Literary criticism is always such a dense, unwieldy, even ugly genre. I confess to not understanding all of the nuanced points Tiffany sought to make, but Infidel Poetics was hardly a slog. If nothing else, his references saw to that, such as this translated stanza from Fran├žois Villon, addressing a tavern scene peopled by a nefarious “canting crew” (known today as criminals):
Seekers after money, make-believe cripples,
Thieves too and cutpurses,
Beggars perpetually on foot
who on the road have demanded in jargon
hand-outs of food, where you’ve been
out in the fields to hunt for coins
and who, to support your girls,
have reached for bread — and handcuffs —
For all that, they make themselves feared,
the cops, crooked, tough, and cruel.
Not even academic prolixity could sap the vibrant life from verses like this.

Haruki Murakami, The Secret Library
A lovely little book with a fantastic contemporary collagelike design by Chip Kidd, the Murakami content is almost eclipsed by its packaging. But the literary surrealist’s short story, about a young man who’s taken captive by a sadistic quasi-librarian, reads like a wondrous fable of old.

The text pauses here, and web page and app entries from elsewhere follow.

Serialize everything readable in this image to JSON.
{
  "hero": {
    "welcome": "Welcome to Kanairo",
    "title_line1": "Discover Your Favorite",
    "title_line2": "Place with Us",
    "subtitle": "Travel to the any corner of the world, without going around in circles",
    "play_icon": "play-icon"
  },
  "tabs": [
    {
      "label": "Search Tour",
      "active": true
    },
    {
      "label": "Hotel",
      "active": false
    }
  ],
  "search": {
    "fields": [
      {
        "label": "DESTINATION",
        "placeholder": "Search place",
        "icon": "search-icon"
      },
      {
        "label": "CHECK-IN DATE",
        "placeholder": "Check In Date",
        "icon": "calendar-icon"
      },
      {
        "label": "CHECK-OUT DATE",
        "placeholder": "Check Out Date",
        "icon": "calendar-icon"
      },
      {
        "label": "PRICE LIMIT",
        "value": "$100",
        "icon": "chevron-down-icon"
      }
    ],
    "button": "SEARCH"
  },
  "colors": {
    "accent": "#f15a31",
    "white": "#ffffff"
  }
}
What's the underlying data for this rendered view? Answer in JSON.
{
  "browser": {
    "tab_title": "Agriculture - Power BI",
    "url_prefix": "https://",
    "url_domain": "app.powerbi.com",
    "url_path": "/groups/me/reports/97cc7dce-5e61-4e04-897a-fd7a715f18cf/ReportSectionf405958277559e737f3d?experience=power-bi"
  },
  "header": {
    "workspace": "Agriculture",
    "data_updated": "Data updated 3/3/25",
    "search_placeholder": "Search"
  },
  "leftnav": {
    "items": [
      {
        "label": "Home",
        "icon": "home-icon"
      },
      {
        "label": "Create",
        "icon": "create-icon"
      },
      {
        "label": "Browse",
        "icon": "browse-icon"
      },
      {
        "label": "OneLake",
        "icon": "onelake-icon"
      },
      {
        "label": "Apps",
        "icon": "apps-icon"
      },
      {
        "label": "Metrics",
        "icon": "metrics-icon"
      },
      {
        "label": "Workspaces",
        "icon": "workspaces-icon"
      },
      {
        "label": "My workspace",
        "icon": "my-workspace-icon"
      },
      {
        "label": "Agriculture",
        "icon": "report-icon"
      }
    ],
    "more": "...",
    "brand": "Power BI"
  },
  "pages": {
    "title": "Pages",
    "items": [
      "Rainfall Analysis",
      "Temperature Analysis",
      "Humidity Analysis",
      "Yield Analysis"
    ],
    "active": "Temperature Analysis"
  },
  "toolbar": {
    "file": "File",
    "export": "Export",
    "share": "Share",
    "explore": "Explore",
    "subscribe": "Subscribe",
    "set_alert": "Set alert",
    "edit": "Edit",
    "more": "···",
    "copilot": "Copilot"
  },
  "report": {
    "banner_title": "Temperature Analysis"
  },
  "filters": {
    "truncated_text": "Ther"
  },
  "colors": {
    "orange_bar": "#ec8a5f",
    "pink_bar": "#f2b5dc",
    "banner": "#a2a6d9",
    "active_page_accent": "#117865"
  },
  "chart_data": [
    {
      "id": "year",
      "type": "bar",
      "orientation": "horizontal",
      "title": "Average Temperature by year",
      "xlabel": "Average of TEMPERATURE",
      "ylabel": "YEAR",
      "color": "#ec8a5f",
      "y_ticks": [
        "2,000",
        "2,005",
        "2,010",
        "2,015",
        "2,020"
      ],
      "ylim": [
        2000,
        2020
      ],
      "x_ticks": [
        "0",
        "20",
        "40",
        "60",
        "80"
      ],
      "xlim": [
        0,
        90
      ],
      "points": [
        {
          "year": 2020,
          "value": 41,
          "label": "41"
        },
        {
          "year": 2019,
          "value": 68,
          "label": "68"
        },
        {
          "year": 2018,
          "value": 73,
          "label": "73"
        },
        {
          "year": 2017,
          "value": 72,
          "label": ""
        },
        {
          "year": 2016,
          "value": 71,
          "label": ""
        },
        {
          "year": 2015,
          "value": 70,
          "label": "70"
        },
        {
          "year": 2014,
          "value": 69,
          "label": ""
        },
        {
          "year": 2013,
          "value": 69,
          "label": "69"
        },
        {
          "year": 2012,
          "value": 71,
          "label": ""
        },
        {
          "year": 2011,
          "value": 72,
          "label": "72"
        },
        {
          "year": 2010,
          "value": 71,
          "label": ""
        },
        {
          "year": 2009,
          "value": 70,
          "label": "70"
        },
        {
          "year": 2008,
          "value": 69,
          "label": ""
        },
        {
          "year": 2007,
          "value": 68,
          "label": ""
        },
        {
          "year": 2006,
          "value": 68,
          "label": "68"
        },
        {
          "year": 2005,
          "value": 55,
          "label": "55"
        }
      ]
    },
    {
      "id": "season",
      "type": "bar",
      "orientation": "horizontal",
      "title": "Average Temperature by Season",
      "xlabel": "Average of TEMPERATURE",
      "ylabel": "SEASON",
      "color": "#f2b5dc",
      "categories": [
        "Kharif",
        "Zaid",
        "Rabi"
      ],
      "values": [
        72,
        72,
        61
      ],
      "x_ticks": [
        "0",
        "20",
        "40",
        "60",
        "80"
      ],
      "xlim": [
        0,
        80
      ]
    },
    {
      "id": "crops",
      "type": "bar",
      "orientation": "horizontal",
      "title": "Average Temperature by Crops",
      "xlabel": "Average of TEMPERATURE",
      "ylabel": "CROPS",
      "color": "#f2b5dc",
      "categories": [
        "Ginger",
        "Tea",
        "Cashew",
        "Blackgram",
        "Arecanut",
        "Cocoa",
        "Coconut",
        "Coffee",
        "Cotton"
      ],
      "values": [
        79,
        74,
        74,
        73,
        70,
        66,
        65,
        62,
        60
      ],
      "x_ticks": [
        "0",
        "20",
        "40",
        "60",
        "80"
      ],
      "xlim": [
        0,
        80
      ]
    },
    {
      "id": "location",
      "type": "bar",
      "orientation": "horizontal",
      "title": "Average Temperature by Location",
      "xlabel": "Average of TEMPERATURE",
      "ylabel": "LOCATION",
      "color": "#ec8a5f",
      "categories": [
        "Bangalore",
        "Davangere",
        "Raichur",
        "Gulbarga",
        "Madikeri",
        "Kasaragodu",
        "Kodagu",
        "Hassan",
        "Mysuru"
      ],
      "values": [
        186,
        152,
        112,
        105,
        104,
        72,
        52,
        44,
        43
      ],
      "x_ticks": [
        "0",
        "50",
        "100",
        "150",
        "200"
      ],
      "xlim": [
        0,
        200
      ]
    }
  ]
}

Read it after dinner, finish it before bed, read it again before breakfast, and savor the book’s look and feel for days afterward.